The Russos stressed that the Infinity Stones are the “bedrock of the film” — “the key driver.”
Prepare Your Hearts
On the subject of Thanos, several of our heroes wield/guard the Infinity Stones putting them in directly in the path of Thanos, elevating the emotional weight. When asked about the invincibility of our heroes, Joe quickly teased, “I’m sorry.”
Acknowledging that every character is someone’s favorite character, Anthony explained, “We like mature storytelling. We like dramatic storytelling. We like intense storytelling. We appreciate conflict, and we appreciate stakes. And without stakes, there really isn’t a lot of value to the story. If you look at the Marvel Universe as a whole, as a story that’s been told for 10 years, you can look at [‘Infinity War’] as the climax. The stakes will be higher in this movie than they’ve ever been, times ten.”
Once the dust settles, we can expect the Avengers to see major casualties as they protect the universe and all of existence from Thanos.
Topping the “Civil War” Airport Fight Scene
“We have an equivalent that’s like if you had a comic book, and you open it up to your double panel, and then you fold it out. And then you fold it out again and again,” said Joe Russo.
Anthony Russo adding, “And you have another comic book laid out next to it.” “So we have the equivalent of that in this movie,” continued Joe Russo.
Hinting at the Untitled Fourth “Avengers” Film
The Brothers on the new challenge of shooting two MCU films at the same time: “Our approach has always been how we look at the project. It’s simply the same thing in the way that the ‘Winter Soldier’ related to ‘Civil War,’ and the way that ‘Civil War’ relates to ‘Infinity War.’ These two movies will also relate…but at the same time, there’s an independence in terms of what the experience is or where the story goes. It isn’t a true two-parter…. It ended up being more of two singular expressions.”
“We always try to make each film different so they don’t get repetitive,” said Joe. “This kind of serialized storytelling…. You have to keep evolving who’s at the forefront, how you’re laying the story out because rigor mortis will set in very quickly. Each character…can shape and color and re-tone an entire film depending on who you’re following. We find them as exciting as complex and inspiring and heartbreaking, and we believe that there are real emotional stakes. This is exactly the kind of movies we aspire to and exactly the kind of movies we look for as film goers in a theater.”

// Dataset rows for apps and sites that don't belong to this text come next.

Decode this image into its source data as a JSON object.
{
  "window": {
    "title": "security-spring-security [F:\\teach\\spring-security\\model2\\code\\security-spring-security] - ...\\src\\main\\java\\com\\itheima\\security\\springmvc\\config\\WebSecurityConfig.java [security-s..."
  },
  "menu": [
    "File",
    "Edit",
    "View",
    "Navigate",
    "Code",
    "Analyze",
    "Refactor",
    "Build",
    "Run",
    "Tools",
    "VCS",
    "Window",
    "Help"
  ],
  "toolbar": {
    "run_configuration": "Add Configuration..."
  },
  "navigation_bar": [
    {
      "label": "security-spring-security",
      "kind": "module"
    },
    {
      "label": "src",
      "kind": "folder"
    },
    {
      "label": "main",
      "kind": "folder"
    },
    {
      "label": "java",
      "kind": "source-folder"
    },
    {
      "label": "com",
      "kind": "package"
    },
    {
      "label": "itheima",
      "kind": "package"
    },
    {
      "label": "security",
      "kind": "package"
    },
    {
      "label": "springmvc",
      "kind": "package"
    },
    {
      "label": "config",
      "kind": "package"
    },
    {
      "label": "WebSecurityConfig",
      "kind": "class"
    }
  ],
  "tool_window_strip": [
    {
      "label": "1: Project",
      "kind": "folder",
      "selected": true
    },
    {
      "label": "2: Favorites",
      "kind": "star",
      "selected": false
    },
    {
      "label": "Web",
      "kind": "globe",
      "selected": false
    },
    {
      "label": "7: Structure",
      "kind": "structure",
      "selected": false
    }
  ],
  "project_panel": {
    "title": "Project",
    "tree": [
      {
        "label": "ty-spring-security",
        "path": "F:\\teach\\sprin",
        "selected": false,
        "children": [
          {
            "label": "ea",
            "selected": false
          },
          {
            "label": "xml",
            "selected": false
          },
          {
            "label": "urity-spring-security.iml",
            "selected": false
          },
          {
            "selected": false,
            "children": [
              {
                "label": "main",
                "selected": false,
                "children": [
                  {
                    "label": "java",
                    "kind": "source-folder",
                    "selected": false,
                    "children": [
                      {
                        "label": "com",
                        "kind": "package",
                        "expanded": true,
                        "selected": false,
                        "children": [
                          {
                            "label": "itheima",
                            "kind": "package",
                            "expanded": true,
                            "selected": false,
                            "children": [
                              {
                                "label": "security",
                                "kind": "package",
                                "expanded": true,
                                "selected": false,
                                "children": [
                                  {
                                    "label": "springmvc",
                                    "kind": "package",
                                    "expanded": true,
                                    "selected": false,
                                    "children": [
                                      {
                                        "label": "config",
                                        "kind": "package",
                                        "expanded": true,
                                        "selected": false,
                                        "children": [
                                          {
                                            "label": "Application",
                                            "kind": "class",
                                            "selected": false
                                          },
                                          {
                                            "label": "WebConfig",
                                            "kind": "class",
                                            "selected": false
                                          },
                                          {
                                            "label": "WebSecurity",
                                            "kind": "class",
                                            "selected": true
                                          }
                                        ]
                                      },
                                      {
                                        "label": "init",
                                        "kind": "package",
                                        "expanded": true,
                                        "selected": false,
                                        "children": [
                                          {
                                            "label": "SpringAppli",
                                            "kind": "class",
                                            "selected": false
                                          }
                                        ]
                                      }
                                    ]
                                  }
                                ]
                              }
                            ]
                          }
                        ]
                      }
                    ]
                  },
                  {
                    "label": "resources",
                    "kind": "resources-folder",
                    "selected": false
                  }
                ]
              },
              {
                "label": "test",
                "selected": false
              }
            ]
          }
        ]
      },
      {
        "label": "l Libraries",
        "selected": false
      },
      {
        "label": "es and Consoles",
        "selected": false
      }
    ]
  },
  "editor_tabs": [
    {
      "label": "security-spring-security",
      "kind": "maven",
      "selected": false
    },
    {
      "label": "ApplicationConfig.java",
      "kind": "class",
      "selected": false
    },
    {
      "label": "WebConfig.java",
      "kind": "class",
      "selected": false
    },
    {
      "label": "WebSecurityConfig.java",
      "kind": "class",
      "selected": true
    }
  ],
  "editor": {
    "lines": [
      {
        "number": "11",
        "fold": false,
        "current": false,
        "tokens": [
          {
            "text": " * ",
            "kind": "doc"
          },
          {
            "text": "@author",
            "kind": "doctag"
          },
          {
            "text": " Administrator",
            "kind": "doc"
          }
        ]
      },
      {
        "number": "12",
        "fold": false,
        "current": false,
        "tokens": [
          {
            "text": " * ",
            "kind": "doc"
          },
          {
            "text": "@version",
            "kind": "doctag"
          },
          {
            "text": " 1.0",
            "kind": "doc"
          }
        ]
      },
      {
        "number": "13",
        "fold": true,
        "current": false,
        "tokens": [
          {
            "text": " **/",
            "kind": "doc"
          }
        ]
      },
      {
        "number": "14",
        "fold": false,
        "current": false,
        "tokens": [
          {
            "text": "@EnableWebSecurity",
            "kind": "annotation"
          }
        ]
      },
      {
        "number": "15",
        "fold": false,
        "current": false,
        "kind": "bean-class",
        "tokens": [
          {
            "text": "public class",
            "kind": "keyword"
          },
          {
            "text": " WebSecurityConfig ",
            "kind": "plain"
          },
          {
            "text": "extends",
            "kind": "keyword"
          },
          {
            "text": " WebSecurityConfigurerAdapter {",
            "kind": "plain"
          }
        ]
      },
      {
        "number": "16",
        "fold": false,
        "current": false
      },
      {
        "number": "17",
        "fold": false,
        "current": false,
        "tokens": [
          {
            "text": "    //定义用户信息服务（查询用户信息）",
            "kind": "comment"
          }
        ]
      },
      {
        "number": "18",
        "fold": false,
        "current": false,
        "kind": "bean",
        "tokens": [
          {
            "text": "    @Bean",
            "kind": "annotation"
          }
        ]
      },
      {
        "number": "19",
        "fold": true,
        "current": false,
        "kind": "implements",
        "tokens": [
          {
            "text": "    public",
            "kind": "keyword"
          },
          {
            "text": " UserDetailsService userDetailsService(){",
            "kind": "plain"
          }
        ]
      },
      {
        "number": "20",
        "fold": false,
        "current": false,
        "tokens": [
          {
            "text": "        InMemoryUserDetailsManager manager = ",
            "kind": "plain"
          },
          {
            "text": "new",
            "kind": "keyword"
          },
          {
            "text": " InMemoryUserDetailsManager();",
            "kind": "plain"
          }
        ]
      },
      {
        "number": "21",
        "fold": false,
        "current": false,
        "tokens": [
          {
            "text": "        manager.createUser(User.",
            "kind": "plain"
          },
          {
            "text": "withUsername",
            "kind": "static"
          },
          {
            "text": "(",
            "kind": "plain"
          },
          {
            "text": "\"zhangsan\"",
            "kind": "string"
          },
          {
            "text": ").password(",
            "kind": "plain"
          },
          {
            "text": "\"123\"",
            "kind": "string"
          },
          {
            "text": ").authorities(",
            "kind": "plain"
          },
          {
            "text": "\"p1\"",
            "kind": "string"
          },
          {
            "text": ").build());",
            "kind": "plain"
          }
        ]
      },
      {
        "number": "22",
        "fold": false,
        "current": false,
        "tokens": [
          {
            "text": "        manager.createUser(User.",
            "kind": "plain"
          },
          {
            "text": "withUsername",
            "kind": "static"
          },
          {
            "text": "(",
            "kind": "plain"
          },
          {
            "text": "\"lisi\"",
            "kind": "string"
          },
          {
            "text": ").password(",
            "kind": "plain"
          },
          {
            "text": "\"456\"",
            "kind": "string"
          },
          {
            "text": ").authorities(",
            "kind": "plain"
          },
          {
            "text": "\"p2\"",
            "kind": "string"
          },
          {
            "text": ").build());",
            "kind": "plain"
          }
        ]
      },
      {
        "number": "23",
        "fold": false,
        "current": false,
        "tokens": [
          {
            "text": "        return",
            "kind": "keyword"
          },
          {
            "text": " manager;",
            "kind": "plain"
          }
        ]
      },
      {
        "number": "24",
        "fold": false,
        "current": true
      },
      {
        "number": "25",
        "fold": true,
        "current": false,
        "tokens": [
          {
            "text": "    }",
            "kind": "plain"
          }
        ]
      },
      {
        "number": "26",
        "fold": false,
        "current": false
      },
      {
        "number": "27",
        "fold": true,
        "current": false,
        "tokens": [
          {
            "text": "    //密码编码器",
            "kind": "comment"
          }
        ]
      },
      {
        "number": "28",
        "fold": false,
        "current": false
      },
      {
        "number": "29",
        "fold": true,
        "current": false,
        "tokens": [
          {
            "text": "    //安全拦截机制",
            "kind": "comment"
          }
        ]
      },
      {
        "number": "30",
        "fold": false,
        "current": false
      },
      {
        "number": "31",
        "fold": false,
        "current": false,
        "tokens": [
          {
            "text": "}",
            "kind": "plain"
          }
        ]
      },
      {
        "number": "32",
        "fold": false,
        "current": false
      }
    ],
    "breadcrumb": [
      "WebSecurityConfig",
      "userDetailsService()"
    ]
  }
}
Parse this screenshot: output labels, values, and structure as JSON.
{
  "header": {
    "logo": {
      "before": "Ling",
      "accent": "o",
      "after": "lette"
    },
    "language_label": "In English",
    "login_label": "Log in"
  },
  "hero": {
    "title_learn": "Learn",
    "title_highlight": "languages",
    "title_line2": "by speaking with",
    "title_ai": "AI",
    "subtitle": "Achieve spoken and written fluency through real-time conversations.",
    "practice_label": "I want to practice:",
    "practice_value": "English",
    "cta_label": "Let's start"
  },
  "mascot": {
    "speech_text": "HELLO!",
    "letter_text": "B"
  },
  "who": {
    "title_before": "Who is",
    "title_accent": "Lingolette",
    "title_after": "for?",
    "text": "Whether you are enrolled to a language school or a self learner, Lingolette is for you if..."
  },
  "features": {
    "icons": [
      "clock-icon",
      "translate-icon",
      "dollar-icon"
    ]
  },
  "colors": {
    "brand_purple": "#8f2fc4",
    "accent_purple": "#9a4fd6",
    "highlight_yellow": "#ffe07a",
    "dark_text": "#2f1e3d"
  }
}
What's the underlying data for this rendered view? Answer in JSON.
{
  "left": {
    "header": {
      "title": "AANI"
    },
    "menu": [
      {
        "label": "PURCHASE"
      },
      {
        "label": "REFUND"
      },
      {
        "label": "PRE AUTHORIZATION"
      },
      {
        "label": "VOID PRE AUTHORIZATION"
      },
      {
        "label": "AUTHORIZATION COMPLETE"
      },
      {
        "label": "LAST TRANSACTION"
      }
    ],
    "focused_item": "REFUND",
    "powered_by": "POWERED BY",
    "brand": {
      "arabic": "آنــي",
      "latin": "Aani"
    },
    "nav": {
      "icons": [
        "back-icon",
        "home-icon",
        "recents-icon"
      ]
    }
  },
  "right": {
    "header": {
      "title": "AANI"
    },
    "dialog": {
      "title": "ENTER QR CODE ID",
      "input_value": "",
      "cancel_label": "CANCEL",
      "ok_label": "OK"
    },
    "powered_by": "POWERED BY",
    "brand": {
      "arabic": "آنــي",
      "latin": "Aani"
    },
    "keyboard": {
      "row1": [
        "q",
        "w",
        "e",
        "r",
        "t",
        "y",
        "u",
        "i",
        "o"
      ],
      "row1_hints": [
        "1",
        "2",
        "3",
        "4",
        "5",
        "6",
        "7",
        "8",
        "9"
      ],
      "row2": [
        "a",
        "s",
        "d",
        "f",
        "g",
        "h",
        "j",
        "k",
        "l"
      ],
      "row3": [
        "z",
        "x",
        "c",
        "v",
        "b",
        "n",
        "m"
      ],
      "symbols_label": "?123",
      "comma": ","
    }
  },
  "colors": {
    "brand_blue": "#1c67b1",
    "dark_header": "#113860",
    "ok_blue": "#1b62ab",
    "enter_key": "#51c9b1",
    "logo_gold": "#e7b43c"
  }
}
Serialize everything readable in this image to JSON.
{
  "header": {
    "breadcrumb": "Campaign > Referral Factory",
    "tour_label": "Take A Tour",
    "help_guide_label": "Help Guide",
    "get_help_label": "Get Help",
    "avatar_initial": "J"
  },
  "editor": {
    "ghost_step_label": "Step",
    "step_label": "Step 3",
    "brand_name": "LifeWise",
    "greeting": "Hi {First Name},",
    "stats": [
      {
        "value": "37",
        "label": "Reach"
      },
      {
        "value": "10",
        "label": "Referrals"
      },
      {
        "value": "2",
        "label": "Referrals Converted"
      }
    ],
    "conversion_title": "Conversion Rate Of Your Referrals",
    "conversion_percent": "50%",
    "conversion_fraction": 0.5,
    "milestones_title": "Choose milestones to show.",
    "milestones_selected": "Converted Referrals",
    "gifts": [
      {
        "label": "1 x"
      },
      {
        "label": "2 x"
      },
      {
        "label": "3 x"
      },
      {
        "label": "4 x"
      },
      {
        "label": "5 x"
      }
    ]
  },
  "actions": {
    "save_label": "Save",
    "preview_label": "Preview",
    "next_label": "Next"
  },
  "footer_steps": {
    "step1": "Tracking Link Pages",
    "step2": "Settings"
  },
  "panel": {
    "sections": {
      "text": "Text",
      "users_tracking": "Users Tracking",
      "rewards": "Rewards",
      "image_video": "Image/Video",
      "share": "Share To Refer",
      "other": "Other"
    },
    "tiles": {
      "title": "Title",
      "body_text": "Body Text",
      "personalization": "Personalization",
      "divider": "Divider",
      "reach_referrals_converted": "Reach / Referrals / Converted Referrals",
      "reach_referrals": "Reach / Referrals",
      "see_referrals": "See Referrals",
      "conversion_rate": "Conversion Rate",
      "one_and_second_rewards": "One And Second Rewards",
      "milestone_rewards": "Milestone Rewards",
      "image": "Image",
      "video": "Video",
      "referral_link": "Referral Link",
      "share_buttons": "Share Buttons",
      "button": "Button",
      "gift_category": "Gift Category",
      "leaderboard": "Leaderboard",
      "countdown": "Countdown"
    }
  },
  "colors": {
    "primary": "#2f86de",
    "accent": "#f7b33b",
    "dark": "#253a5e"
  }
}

It’s safe to say that we’ve never seen anything like “Avengers: Infinity War.” Closing out the visit, Joe remarked, “If you were to think of the Marvel Universe over the last ten years of the book, this is the ending of the book. There may be new books written, but this is certainly the ending of this book.”